and, as such, may share out information that is simply not accurate. For example, prior to the storm I saw so many people share out this information about storing valuables in your dishwasher (and other appliances). In fact, even a few news agencies ran with the story. So, if there is a storm, should you do this? Absolutely not! The NHC, Red Cross, and other information sharing organizations made a point to try to correct this information. Just an FYI, the best place to store your important documents and valuables is in water tight, plastic containers. After the storm, misinformation spread about reimbursements or food stamps for those who lost food as a result of a power outage. Sadly, whatever food is lost can only be recouped via an insurance claim. However, as power outages lingered on, the community provided hot lunches at local parks and schools.

Follow Your Local News

Local news is far more important than national news during a crisis. They can give you up to date information about what is happening not just in your city, but in your neighborhood. Additionally, if you don’t have power, they may be simulcasting in your community. During the storm, our local NPR affiliate was great at getting out information, especially after the storm. They even started a Facebook group for Keys residents to help check in on one another.

Twitter is Incredibly Powerful, If you Know How to Use it

Both before and after the storm, Twitter was my best friend in getting pertinent, up to date information.
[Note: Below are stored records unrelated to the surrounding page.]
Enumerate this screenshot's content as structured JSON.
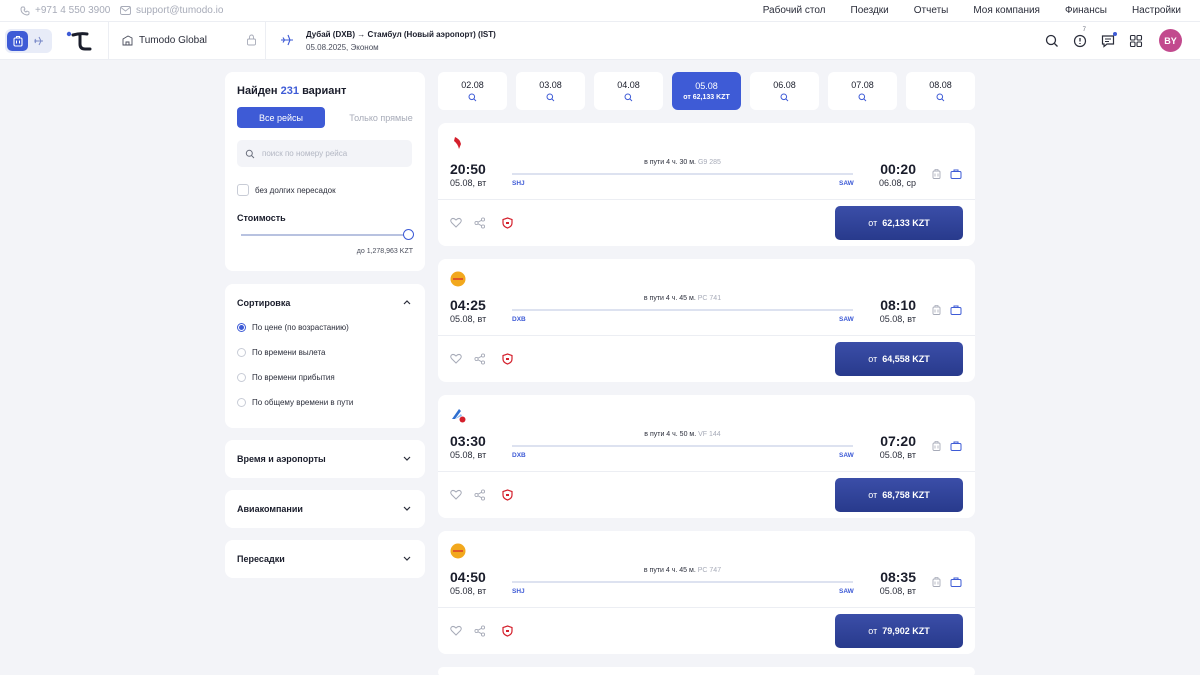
{
  "topbar": {
    "phone": "+971 4 550 3900",
    "email": "support@tumodo.io",
    "nav": [
      "Рабочий стол",
      "Поездки",
      "Отчеты",
      "Моя компания",
      "Финансы",
      "Настройки"
    ]
  },
  "header": {
    "company": "Tumodo Global",
    "route_title": "Дубай (DXB) → Стамбул (Новый аэропорт) (IST)",
    "route_sub": "05.08.2025, Эконом",
    "notifications_count": "7",
    "avatar": "BY"
  },
  "sidebar": {
    "found_prefix": "Найден",
    "found_count": "231",
    "found_suffix": "вариант",
    "filter_all": "Все рейсы",
    "filter_direct": "Только прямые",
    "search_placeholder": "поиск по номеру рейса",
    "no_long_transfers": "без долгих пересадок",
    "cost_title": "Стоимость",
    "cost_max": "до 1,278,963 KZT",
    "sort_title": "Сортировка",
    "sort_options": [
      "По цене (по возрастанию)",
      "По времени вылета",
      "По времени прибытия",
      "По общему времени в пути"
    ],
    "sections": [
      "Время и аэропорты",
      "Авиакомпании",
      "Пересадки"
    ]
  },
  "dates": [
    {
      "label": "02.08",
      "price": ""
    },
    {
      "label": "03.08",
      "price": ""
    },
    {
      "label": "04.08",
      "price": ""
    },
    {
      "label": "05.08",
      "price": "от 62,133 KZT"
    },
    {
      "label": "06.08",
      "price": ""
    },
    {
      "label": "07.08",
      "price": ""
    },
    {
      "label": "08.08",
      "price": ""
    }
  ],
  "flights": [
    {
      "dep_time": "20:50",
      "dep_date": "05.08, вт",
      "arr_time": "00:20",
      "arr_date": "06.08, ср",
      "duration": "в пути 4 ч. 30 м.",
      "code": "G9 285",
      "from": "SHJ",
      "to": "SAW",
      "price_prefix": "от",
      "price": "62,133 KZT",
      "airline_color": "#d4202c"
    },
    {
      "dep_time": "04:25",
      "dep_date": "05.08, вт",
      "arr_time": "08:10",
      "arr_date": "05.08, вт",
      "duration": "в пути 4 ч. 45 м.",
      "code": "PC 741",
      "from": "DXB",
      "to": "SAW",
      "price_prefix": "от",
      "price": "64,558 KZT",
      "airline_color": "#f2a81d"
    },
    {
      "dep_time": "03:30",
      "dep_date": "05.08, вт",
      "arr_time": "07:20",
      "arr_date": "05.08, вт",
      "duration": "в пути 4 ч. 50 м.",
      "code": "VF 144",
      "from": "DXB",
      "to": "SAW",
      "price_prefix": "от",
      "price": "68,758 KZT",
      "airline_color": "#2f6fd0"
    },
    {
      "dep_time": "04:50",
      "dep_date": "05.08, вт",
      "arr_time": "08:35",
      "arr_date": "05.08, вт",
      "duration": "в пути 4 ч. 45 м.",
      "code": "PC 747",
      "from": "SHJ",
      "to": "SAW",
      "price_prefix": "от",
      "price": "79,902 KZT",
      "airline_color": "#f2a81d"
    }
  ],
  "colors": {
    "accent": "#3e5bd6",
    "price_button": "#2f428f",
    "avatar": "#c24a8e"
  }
}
Before the storm hit, I was trying to figure out where to put my car. Like most older homes in South Florida, I don’t have a parking garage. My neighborhood also has a lot of trees. I was trying to find a local garage in which I could store my carCapture (shielding it from wind, debris, and possible storm surge). So, I tweeted out looking for help. As the Miami Herald was working overtime, I asked them for help. I was surprised and pleased when they responded immediately with some up-to-date information. I was ultimately able to park my car in the garage at Marlins Park (after some local pressure, they finally opened them up).

After the storm, by navigating some local hashtags such as #Miami, #MiamiAfterIrma, and #Irma, I was able to find restaurants that were open (after day 3 of pop-tarts and Peanutbutter sandwiches, we wanted a hot meal), progress of Florida Light & Power, distributions of ice, and other areas where we could seek comfort and refuge after the storm. Twitter crowd-sourcing is one of the best ways to find out information relevant to you and your area during a crisis.

 

All in all, my city was spared the worst that Irma could bring. However, South Florida has a bullseye painted on it and I know that we will face another storm in the future. I’m hoping that these tips will help you and your community weather the next crisis.

Engaging in Daring Discussions

It is a challenging time in America. Many of us feel divisions about complex and uncomfortable topics such as race, gender, religion, political ideology, just to name a few. As educators, these questions find their ways into our classrooms either through the 12bc39f59437e81161f48d66d99f5cf6--be-brave-conversationsubjects we teach or the students sitting in our classrooms. I think that these discussions are especially challenging for educators are there is an expectation that either a) not address it all, or b) address it thoroughly.

The reality is, that it is an unrealistic expectation for educators to ignore the political and social climate that swarms our schools. Additionally, being responsible for young people, it is also irresponsible to do so.  So, how do we engage in them thoughtfully and meaningfully?

Inspired by Margaret Wheatley, Daring Discussions delves into the heart of what it takes to engage a challenging topics. Check out their Daring Discussions Toolkit for resources and methods to help you along the way.